Netanyahu's big problem: Evidence has rules of its own
Analysis: No speech, as good as it may be, can rescue the prime minister from the legal imbroglio he has gotten himself into; even if the two cases against him are combined into one, and even if Case 2000 is closed and Case 1000 is reduced from bribery suspicions to fraud and breach of trust, he won’t be able to escape an indictment.
Netanyahu seemed genuinely emotional. He may have realized, perhaps for the first time, the extent of the mess he is in.
No speech, as good as it may be, can rescue Netanyahu from the legal imbroglio he has gotten himself into. The police recommendations are firm, decisive and reasoned. Even if the two cases against him are combined into one case, even if Case 2000 is closed and Case 1000 is reduced from bribery suspicions to fraud and breach of trust, Netanyahu won’t be able to completely escape an indictment.
Of the many details we have been exposed to, the most significant event seems to be Netanyahu's efforts to arrange tax breaks worth a lot of money for businessman Arnon Milchan. The police suspect, according to the summary of the investigation, that Netanyahu received benefits worth hundreds of thousands of shekels from Milchan and tried to repay him with favors worth millions.
It’s hard to imagine what Netanyahu was thinking when he demanded, according to the police, the illicit gifts. Netanyahu, as we know, returned to the Prime Minister’s Residence after Ehud Olmert was forced to resign under similar criminal circumstances from his past, which came back to haunt him. Netanyahu, it seems, was more advanced: He wasn’t haunted by his past, but by new, serious, blatant acts, which mostly took place in the prime minister’s bureau.
Yesh Atid leader Yair Lapid’s name was also mentioned in this part of the Milchan case. Lapid was summoned to testify in the case since he had served as finance minister during the relevant period. Likud Knesset members rushed to attack him (MK David Amsalem even called him a “snitch”). In some reports, Lapid was referred to as “the key witness” in the affair, but according to the police briefing, quite a few people witnessed Netanyahu's moves in favor of Milchan, including senior Finance Ministry employees.
The expected attacks on Lapid, which comes straight out of the Likud’s talking points, and the fact that his name has been mentioned as a witness for the prosecution, likely make him uncomfortable. For Lapid too, the recommendations have turned into an event that requires proper media management to prevent them from affecting the public popularity he has been enjoying up until now.
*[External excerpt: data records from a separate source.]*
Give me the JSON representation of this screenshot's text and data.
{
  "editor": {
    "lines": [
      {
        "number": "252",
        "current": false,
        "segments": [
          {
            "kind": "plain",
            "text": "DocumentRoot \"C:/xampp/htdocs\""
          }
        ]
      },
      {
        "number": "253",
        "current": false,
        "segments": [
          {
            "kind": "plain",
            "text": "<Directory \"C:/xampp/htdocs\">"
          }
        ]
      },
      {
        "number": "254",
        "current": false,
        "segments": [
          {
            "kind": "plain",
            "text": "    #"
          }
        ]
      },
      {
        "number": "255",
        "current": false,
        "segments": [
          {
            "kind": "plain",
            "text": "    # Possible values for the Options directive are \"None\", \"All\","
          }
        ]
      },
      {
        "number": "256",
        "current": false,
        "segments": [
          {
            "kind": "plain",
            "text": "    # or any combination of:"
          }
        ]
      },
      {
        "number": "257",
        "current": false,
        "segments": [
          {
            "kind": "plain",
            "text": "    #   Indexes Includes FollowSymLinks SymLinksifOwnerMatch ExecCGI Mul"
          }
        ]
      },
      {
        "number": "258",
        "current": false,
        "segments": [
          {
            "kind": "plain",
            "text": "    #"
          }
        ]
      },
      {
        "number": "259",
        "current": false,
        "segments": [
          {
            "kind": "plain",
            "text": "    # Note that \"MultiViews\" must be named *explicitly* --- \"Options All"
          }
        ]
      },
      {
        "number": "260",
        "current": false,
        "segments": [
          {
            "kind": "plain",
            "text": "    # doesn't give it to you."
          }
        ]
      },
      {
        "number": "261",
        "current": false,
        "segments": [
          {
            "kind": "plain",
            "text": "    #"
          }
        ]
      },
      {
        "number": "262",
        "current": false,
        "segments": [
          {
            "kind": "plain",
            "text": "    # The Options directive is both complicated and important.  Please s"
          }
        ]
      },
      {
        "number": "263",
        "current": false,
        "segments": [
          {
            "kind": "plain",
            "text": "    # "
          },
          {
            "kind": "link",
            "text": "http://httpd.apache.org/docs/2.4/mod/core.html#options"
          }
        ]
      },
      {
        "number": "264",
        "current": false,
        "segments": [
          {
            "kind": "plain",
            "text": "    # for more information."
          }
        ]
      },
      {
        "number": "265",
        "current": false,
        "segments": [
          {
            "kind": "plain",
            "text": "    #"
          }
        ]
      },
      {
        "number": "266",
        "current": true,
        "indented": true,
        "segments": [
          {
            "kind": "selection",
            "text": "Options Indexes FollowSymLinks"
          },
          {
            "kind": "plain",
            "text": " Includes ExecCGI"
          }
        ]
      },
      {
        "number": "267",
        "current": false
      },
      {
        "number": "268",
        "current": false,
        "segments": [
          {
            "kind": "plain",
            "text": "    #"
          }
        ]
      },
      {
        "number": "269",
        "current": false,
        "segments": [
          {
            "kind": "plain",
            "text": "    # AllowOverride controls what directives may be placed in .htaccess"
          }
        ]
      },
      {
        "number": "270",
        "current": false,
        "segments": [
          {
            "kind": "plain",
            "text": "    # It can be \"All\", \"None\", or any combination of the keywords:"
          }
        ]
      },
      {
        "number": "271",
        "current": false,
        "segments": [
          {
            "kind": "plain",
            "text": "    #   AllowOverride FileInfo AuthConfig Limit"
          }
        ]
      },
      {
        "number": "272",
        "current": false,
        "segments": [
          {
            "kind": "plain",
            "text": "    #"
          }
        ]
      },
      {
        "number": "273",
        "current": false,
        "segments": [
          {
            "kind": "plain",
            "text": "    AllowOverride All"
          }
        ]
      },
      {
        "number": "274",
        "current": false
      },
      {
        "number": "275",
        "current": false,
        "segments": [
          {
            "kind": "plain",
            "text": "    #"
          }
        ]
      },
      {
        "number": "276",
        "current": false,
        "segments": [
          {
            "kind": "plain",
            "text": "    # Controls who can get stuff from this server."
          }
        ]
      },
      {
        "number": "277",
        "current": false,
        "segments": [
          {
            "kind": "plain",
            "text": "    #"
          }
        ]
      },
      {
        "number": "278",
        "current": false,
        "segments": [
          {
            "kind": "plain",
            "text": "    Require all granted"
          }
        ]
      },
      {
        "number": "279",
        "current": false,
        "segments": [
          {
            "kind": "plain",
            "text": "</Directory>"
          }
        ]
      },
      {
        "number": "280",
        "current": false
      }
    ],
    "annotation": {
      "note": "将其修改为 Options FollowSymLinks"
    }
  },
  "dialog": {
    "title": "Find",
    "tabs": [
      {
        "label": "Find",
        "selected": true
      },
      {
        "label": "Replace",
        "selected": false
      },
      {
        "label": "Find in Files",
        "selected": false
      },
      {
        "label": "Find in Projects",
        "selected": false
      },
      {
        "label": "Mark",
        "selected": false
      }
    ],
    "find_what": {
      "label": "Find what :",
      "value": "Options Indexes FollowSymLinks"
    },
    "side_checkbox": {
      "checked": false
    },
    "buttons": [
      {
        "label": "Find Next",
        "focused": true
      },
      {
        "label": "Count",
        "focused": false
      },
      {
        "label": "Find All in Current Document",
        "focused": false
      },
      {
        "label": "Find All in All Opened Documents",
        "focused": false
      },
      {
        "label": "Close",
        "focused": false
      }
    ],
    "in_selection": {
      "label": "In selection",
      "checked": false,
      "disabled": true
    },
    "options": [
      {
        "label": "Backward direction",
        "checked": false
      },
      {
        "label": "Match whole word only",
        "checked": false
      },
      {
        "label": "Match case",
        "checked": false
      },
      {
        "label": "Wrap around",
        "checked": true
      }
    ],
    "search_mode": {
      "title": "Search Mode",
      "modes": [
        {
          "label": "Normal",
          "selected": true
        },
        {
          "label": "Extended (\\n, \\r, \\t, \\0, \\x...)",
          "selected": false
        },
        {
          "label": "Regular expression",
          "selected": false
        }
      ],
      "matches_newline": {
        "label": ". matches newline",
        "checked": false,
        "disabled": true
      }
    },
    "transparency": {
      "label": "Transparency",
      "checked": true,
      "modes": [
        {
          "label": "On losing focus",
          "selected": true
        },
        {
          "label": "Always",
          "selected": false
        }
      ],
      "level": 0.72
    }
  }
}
This raises the following question: How will the recommendations affect the political system? In the first stage, Netanyahu will try to get through the next few days, withstand the first wave of pressure and close ranks.
Finance Minister Moshe Kahlon, the weak link in the coalition, isn’t interested in elections. He came up with a strategy on the go (“I’m not a demolition contractor”) and would like to wait for the attorney general’s decision. The problem with this plan is that it doesn’t necessarily match Netanyahu's interests.
In the long run, Netanyahu can’t afford to sit down and wait for the attorney general’s decision. If the AG decides to indict him, it will be very hard for him to run an election campaign with such a cloud hanging over his head. If he does go to elections before the AG’s decision, he would be able to win, come back and tell the AG and the public: “You’ve seen it all, you’ve heard it all, you’ve reelected me—now stop bothering me with legal trivialities.”
Like in every political adventure, the maneuver won’t necessarily work in this case. Netanyahu's big problem is that evidence has rules of its own, and these rules are isolated from the voices outside, both those in favor of him and those against him.
In any event, the night of February 13, 2018 will possibly be remembered as the beginning of the political end of the best politician we ever had here: Benjamin Netanyahu.